--- Given entries Enclosed Below ---

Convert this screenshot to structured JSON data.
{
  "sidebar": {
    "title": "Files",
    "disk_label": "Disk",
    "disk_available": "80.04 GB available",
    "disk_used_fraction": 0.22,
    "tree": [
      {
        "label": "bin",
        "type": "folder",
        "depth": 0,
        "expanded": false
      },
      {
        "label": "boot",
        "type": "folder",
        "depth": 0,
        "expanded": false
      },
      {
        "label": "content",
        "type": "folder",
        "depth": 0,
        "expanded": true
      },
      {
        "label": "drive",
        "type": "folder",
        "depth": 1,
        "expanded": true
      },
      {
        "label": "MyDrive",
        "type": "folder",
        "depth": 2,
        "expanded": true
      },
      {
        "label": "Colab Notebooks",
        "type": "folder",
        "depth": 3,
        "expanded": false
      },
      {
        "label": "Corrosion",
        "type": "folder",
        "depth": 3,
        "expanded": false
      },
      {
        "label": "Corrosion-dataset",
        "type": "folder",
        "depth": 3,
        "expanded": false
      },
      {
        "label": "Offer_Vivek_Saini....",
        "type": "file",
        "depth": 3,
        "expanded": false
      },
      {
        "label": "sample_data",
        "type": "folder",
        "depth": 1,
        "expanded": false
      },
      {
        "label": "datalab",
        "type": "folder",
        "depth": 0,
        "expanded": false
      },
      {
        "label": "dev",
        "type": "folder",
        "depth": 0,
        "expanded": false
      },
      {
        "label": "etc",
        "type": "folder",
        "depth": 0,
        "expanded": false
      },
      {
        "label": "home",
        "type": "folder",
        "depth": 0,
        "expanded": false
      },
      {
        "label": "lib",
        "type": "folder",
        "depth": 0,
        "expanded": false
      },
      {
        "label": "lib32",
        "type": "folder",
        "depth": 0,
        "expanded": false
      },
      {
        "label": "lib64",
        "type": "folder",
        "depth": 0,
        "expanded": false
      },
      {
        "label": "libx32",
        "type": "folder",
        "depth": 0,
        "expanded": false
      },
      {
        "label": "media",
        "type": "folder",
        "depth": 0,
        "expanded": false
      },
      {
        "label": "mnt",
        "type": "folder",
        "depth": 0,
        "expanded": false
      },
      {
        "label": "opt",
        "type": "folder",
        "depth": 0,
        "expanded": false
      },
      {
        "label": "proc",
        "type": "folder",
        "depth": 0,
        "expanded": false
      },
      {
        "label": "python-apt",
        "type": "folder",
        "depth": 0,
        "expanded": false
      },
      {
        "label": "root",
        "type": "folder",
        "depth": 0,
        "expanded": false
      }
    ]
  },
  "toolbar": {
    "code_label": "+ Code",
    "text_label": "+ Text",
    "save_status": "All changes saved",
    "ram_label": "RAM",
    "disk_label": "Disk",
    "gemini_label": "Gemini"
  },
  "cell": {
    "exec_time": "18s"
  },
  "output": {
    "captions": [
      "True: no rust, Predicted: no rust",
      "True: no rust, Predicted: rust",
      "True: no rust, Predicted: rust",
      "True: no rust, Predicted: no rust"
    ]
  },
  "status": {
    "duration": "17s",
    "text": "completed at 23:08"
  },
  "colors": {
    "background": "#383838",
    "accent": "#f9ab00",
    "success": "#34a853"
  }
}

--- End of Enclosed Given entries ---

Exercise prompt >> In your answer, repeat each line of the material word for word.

Response area >>
Convert this screenshot to structured JSON data.
{
  "sidebar": {
    "title": "Files",
    "disk_label": "Disk",
    "disk_available": "80.04 GB available",
    "disk_used_fraction": 0.22,
    "tree": [
      {
        "label": "bin",
        "type": "folder",
        "depth": 0,
        "expanded": false
      },
      {
        "label": "boot",
        "type": "folder",
        "depth": 0,
        "expanded": false
      },
      {
        "label": "content",
        "type": "folder",
        "depth": 0,
        "expanded": true
      },
      {
        "label": "drive",
        "type": "folder",
        "depth": 1,
        "expanded": true
      },
      {
        "label": "MyDrive",
        "type": "folder",
        "depth": 2,
        "expanded": true
      },
      {
        "label": "Colab Notebooks",
        "type": "folder",
        "depth": 3,
        "expanded": false
      },
      {
        "label": "Corrosion",
        "type": "folder",
        "depth": 3,
        "expanded": false
      },
      {
        "label": "Corrosion-dataset",
        "type": "folder",
        "depth": 3,
        "expanded": false
      },
      {
        "label": "Offer_Vivek_Saini....",
        "type": "file",
        "depth": 3,
        "expanded": false
      },
      {
        "label": "sample_data",
        "type": "folder",
        "depth": 1,
        "expanded": false
      },
      {
        "label": "datalab",
        "type": "folder",
        "depth": 0,
        "expanded": false
      },
      {
        "label": "dev",
        "type": "folder",
        "depth": 0,
        "expanded": false
      },
      {
        "label": "etc",
        "type": "folder",
        "depth": 0,
        "expanded": false
      },
      {
        "label": "home",
        "type": "folder",
        "depth": 0,
        "expanded": false
      },
      {
        "label": "lib",
        "type": "folder",
        "depth": 0,
        "expanded": false
      },
      {
        "label": "lib32",
        "type": "folder",
        "depth": 0,
        "expanded": false
      },
      {
        "label": "lib64",
        "type": "folder",
        "depth": 0,
        "expanded": false
      },
      {
        "label": "libx32",
        "type": "folder",
        "depth": 0,
        "expanded": false
      },
      {
        "label": "media",
        "type": "folder",
        "depth": 0,
        "expanded": false
      },
      {
        "label": "mnt",
        "type": "folder",
        "depth": 0,
        "expanded": false
      },
      {
        "label": "opt",
        "type": "folder",
        "depth": 0,
        "expanded": false
      },
      {
        "label": "proc",
        "type": "folder",
        "depth": 0,
        "expanded": false
      },
      {
        "label": "python-apt",
        "type": "folder",
        "depth": 0,
        "expanded": false
      },
      {
        "label": "root",
        "type": "folder",
        "depth": 0,
        "expanded": false
      }
    ]
  },
  "toolbar": {
    "code_label": "+ Code",
    "text_label": "+ Text",
    "save_status": "All changes saved",
    "ram_label": "RAM",
    "disk_label": "Disk",
    "gemini_label": "Gemini"
  },
  "cell": {
    "exec_time": "18s"
  },
  "output": {
    "captions": [
      "True: no rust, Predicted: no rust",
      "True: no rust, Predicted: rust",
      "True: no rust, Predicted: rust",
      "True: no rust, Predicted: no rust"
    ]
  },
  "status": {
    "duration": "17s",
    "text": "completed at 23:08"
  },
  "colors": {
    "background": "#383838",
    "accent": "#f9ab00",
    "success": "#34a853"
  }
}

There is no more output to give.